▸ What the task requires: The response must contain each line of the material that holds "server".

[Records provided — start]

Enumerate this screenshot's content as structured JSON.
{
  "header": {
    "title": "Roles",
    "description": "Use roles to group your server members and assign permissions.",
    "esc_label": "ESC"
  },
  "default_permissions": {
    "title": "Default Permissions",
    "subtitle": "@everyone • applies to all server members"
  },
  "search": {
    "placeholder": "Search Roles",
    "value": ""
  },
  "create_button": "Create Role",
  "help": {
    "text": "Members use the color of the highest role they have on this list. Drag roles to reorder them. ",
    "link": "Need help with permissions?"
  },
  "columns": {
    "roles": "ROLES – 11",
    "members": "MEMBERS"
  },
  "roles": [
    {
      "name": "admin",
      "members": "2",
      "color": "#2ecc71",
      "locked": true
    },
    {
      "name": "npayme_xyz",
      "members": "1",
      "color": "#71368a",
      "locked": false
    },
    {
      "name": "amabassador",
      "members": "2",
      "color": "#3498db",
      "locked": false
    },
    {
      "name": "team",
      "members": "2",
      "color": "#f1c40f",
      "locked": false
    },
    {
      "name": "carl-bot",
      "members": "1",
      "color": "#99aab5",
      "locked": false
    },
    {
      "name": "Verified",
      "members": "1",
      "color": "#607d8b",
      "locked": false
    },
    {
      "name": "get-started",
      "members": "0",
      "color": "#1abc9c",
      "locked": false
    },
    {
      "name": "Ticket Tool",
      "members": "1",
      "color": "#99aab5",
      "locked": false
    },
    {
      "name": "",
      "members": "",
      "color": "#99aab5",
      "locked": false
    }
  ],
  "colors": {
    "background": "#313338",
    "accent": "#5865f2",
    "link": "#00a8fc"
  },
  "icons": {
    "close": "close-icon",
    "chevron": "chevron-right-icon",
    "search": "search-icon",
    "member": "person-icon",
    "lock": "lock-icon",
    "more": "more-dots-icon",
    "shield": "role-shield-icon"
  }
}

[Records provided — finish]

▸ Exercise result:
    "description": "Use roles to group your server members and assign permissions.",
    "subtitle": "@everyone • applies to all server members"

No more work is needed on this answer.